HitFilm Express is a robust, cross-platform, non-linear video editor capable of rendering multiple tracks of audio and video, applying chroma key, moving/cropping where video appears on the screen, and a bunch of other effects that I’ve never needed.
Oh, and it’s 100% free. Free as in teachers should get their hands on this.
Now HitFilm DOES have a business model. They have a Pro version that does even more, and the Express version has special effect “add on packs” available for purchase, but I’ve personally never needed these. (WANTED is another verb that I could use, but then I’d be lying.)
Setup isn’t as straightforward as OpenShot, but it isn’t painful.
Thank you for contacting HitFilm.
As a company we want to support the education of the next generation of filmmakers. We can provide you with a free license for HitFilm 4 Express, to cover as many computers as you need. We just need some information to get you set up.
Email address (Official school email only): https://hitfilm.com/register
How many computers:
Mac or PC:
Please start by creating an account using the official school email you wish the licenses to be linked to. Then, if you can please submit a ticket from that account with the other info requested above, we can get you set up.
HitFilm 4 Express add on packs can not be accessed by the students or staff. Should a student or staff member want the add on packs, they will need to have their own personal account.
That’s right, while a personal account is limited, setting up a school account means this software can be on all of your computer lab’s machines for free. No more Adobe subscription fees for you!
The only downside is that the interface DOES take a little time to get used to it. Fortunately, I made a tutorial series to help you out.

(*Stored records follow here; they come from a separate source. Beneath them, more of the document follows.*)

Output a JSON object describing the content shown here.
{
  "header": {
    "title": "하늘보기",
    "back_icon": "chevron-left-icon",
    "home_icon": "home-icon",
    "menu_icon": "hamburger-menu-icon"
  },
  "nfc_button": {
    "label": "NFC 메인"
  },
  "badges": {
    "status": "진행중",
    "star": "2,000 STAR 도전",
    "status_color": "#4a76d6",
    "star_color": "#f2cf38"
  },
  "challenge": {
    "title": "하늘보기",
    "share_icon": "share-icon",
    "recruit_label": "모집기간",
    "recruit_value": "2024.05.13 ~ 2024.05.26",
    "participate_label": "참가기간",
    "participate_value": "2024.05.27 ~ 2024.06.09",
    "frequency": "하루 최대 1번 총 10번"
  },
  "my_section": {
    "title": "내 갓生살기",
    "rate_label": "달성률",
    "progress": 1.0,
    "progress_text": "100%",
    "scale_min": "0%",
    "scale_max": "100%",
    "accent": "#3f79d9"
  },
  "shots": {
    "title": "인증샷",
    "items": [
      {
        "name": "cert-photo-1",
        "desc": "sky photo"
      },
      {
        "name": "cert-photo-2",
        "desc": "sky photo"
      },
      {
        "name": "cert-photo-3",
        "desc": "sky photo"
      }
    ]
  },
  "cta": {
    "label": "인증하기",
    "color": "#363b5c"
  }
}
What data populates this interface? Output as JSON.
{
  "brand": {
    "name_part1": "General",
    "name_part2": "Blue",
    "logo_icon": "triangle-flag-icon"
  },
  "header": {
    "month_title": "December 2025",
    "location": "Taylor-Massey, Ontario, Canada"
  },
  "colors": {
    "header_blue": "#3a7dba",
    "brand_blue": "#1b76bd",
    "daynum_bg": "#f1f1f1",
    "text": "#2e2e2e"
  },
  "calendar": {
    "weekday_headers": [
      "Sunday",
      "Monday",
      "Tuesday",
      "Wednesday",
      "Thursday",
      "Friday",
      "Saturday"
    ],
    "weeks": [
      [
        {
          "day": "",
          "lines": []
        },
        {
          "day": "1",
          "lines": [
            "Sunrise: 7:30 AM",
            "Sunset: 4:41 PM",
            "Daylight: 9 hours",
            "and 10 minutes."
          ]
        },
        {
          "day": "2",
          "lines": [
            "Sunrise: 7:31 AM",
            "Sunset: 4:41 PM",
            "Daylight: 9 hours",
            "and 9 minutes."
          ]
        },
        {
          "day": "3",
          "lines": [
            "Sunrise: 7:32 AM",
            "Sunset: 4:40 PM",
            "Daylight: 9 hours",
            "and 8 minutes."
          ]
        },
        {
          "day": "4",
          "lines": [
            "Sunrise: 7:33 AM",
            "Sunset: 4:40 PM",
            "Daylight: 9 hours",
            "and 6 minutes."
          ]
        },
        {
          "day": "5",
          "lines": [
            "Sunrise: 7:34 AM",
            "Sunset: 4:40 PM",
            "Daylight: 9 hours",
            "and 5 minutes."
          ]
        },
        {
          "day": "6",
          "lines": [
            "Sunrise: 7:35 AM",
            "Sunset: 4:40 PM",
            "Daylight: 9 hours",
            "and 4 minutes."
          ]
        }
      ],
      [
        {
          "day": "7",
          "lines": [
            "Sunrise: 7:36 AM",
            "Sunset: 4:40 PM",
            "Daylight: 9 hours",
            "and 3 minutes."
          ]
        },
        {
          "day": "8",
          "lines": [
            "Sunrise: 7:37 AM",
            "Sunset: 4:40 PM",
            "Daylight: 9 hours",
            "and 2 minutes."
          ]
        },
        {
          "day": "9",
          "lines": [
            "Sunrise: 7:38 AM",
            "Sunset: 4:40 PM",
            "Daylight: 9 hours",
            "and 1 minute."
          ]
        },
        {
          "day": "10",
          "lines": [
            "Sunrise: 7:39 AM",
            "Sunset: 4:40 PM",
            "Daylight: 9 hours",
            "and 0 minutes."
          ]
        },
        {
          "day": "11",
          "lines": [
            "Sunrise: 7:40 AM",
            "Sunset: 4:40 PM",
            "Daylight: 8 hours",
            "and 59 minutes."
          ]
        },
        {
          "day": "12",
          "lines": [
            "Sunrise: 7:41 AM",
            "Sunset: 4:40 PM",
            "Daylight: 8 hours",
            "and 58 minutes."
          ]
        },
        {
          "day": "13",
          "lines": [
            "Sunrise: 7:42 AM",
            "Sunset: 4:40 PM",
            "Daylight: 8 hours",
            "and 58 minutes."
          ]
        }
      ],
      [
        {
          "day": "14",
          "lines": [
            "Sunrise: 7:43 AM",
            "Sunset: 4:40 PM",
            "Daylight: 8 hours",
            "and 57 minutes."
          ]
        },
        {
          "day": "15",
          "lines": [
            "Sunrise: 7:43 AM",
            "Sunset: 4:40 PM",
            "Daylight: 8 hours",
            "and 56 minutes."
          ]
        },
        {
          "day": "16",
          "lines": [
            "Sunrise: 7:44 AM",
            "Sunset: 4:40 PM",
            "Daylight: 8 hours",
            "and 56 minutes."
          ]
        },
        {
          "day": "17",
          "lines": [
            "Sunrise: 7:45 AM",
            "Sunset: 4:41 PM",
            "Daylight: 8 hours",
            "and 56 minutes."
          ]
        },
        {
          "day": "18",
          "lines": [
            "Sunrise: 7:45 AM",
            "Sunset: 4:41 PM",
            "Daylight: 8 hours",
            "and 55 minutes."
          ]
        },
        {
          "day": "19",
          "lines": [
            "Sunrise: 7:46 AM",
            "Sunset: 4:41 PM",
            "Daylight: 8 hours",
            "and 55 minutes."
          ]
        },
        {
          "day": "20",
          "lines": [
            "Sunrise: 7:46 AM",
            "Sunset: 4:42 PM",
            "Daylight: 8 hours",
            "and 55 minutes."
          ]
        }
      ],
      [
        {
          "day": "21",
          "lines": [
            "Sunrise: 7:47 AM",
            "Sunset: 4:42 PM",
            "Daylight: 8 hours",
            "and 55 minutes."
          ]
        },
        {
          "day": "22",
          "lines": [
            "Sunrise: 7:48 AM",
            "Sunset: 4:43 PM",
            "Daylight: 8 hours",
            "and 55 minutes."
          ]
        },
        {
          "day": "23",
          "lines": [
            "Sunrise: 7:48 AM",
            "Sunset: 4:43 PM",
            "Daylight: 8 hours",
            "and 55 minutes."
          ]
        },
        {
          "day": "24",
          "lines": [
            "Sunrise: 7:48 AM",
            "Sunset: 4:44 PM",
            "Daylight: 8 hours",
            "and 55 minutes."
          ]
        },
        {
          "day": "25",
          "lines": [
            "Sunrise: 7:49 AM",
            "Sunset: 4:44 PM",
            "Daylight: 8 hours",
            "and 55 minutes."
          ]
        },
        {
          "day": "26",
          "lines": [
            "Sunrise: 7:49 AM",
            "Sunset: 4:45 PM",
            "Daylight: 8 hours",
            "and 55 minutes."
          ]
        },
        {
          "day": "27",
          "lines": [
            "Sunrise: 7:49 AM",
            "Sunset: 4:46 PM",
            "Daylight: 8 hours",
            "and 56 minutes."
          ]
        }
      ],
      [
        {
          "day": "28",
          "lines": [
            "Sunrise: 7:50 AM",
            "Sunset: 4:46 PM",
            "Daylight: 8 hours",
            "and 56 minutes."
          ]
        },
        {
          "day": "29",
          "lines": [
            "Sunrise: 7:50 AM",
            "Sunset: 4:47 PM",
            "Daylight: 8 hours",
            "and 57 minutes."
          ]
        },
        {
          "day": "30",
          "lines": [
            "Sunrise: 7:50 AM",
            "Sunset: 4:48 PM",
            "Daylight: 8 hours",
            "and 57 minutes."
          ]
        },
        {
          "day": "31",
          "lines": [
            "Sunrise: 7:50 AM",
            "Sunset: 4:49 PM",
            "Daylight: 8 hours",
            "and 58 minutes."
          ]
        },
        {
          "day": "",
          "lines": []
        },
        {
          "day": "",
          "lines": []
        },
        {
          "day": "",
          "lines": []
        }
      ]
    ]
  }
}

After a long hiatus and much thought, I now have a presence on Facebook again, though this time it’s a page meant as a companion to this blog.
Content on both will be of a similar nature, but what I put here will be in a longer form than anywhere else. It will also be slightly different from my Tumblr, since I also sometimes post more personal things over there. (I’m also on Mastodon, though I use that site in a similar fashion to how most people use Twitter.)
Basically, I wanted to provide another means for people to follow what I’m writing, and I know how popular Facebook is as a platform. If FB is your thing, why not visit and give the page a like for me?
Either way, thanks for your time. Actual content here resumes tomorrow.